New York City Hospitals in Poor State According to Safety Grades

The non-profit Leapfrog Group recently released its biannual Hospital Safety Grades for Spring 2019, and while there were slight improvements over the Fall 2018 grades, many New York City hospitals continue to perform poorly. The group’s rating system is based on how hospitals keep patients safe from accidents, injuries, infections, and medical errors. New York City hospitals across the board were given mediocre grades.

The Good News

There were some bright spots in the Spring 2019 ratings. Overall there was an increase in the number of hospitals receiving a “B” grade and a decrease in the number of hospitals receiving an “F” grade. This is an encouraging trend when compared to the Fall 2018 ratings. However, there was only one hospital this round that received an “A” rating, and that was NYU Langone Medical Center in Manhattan. Four other hospitals received a “B” rating.

The Bad News

The vast majority of New York City hospitals received a rating of “C” or below. Overall 24 hospitals received a “C” grade, 15 hospitals received a “D” grade, and one hospital, St. John’s Episcopal Hospital in Queens, received an “F” grade. Hospitals with low grades faced problems with rates of infection, practices in place to prevent medical errors, safety problems, and staff communication issues. St. John’s Episcopal Hospital demonstrated a high rate of dangerous infections, an epidemic of dangerous objects being left inside a patient during surgery, and problems with communication among hospital staff. Any one of these issues can lead to serious injury or death for a patient.

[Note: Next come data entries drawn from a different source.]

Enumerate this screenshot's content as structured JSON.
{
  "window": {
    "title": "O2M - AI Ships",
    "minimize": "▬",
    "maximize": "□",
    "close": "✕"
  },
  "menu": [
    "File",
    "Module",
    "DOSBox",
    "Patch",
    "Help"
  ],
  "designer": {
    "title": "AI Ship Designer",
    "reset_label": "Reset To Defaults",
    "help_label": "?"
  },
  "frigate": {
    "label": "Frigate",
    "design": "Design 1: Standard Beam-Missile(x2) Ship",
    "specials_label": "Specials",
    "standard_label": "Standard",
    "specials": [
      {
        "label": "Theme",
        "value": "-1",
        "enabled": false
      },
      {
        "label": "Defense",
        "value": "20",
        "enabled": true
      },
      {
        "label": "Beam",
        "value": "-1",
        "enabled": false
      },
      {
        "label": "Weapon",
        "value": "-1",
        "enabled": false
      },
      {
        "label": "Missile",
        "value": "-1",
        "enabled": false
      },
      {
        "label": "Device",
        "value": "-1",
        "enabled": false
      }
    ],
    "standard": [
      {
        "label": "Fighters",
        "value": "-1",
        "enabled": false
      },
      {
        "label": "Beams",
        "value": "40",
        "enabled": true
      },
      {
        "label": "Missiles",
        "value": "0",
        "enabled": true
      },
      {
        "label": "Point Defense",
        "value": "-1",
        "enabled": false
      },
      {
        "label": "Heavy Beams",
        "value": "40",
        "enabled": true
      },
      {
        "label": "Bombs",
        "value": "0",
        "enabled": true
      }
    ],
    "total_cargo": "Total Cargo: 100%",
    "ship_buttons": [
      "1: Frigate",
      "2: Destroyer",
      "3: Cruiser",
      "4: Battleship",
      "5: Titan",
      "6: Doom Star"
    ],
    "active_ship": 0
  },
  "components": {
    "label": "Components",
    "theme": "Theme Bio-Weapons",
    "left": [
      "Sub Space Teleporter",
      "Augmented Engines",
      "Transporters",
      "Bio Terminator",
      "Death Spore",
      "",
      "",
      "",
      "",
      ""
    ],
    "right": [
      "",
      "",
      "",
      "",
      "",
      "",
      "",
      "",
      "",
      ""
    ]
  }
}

The safety grades factor in 28 measures of safety when determining a letter grade for a hospital. The researchers estimate that over 160,000 lives are lost every year due to medical negligence. Leapfrog Group’s research found that patients treated at hospitals that received a “D” or “F” rating were at a 92% greater risk of suffering an avoidable death than if they were treated at an “A” rated hospital. Patients in “C” rated hospitals faced an 88% greater risk of avoidable death.

Contact an Experienced Negligence Attorney

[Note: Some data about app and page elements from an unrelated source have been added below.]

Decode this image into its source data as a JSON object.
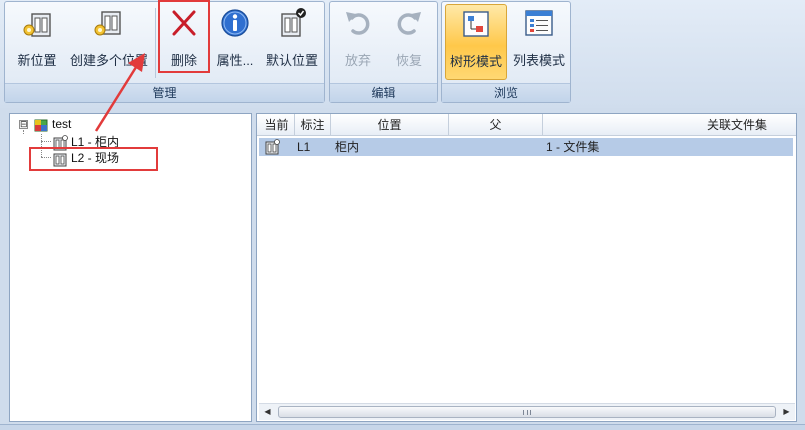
{
  "ribbon": {
    "groups": [
      {
        "label": "管理",
        "buttons": [
          {
            "label": "新位置",
            "icon": "new-location-icon"
          },
          {
            "label": "创建多个位置",
            "icon": "create-multiple-locations-icon"
          },
          {
            "label": "删除",
            "icon": "delete-x-icon"
          },
          {
            "label": "属性...",
            "icon": "info-icon"
          },
          {
            "label": "默认位置",
            "icon": "default-location-icon"
          }
        ]
      },
      {
        "label": "编辑",
        "buttons": [
          {
            "label": "放弃",
            "icon": "undo-icon",
            "state": "disabled"
          },
          {
            "label": "恢复",
            "icon": "redo-icon",
            "state": "disabled"
          }
        ]
      },
      {
        "label": "浏览",
        "buttons": [
          {
            "label": "树形模式",
            "icon": "tree-mode-icon",
            "state": "active"
          },
          {
            "label": "列表模式",
            "icon": "list-mode-icon"
          }
        ]
      }
    ]
  },
  "tree": {
    "root": {
      "label": "test",
      "icon": "cabinet-icon",
      "expander": "⊟"
    },
    "children": [
      {
        "label": "L1 - 柜内",
        "icon": "location-icon"
      },
      {
        "label": "L2 - 现场",
        "icon": "location-icon"
      }
    ]
  },
  "table": {
    "columns": [
      "当前",
      "标注",
      "位置",
      "父",
      "关联文件集"
    ],
    "rows": [
      {
        "current_icon": "location-icon",
        "tag": "L1",
        "location": "柜内",
        "parent": "",
        "fileset": "1 - 文件集"
      }
    ]
  },
  "scrollbar": {
    "left_arrow": "◀",
    "right_arrow": "▶"
  },
  "colors": {
    "annotation": "#e23b3b",
    "selected_row": "#b6cbe7",
    "active_button": "#ffc84a",
    "ribbon_border": "#9fb4cf"
  }
}
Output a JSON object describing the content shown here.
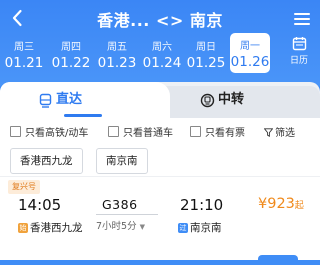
{
  "header": {
    "title": "香港... <> 南京"
  },
  "dates": [
    {
      "weekday": "周三",
      "date": "01.21",
      "selected": false
    },
    {
      "weekday": "周四",
      "date": "01.22",
      "selected": false
    },
    {
      "weekday": "周五",
      "date": "01.23",
      "selected": false
    },
    {
      "weekday": "周六",
      "date": "01.24",
      "selected": false
    },
    {
      "weekday": "周日",
      "date": "01.25",
      "selected": false
    },
    {
      "weekday": "周一",
      "date": "01.26",
      "selected": true
    }
  ],
  "calendar_label": "日历",
  "tabs": {
    "direct": "直达",
    "transfer": "中转"
  },
  "filters": {
    "high_speed": "只看高铁/动车",
    "normal": "只看普通车",
    "available": "只看有票",
    "filter": "筛选"
  },
  "stations": {
    "from": "香港西九龙",
    "to": "南京南"
  },
  "train": {
    "badge": "复兴号",
    "depart_time": "14:05",
    "number": "G386",
    "arrive_time": "21:10",
    "duration": "7小时5分",
    "price": "¥923",
    "price_suffix": "起",
    "depart_station": "香港西九龙",
    "depart_station_tag": "始",
    "arrive_station": "南京南",
    "arrive_station_tag": "过"
  },
  "colors": {
    "brand_blue": "#3f8df6",
    "price_orange": "#f08a1c",
    "start_tag": "#f0a23c",
    "pass_tag": "#3f8df6"
  }
}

If you’ve been injured due to negligence in a hospital, you should have your case evaluated by an experienced personal injury attorney. At Bonina & Bonina, P.C., we have over 50 years of experience helping New Yorkers who have been injured by medical negligence. Contact us online or call us at 1-888-MEDLAW1 to schedule your free consultation. Home and hospital visits are available. Se habla español.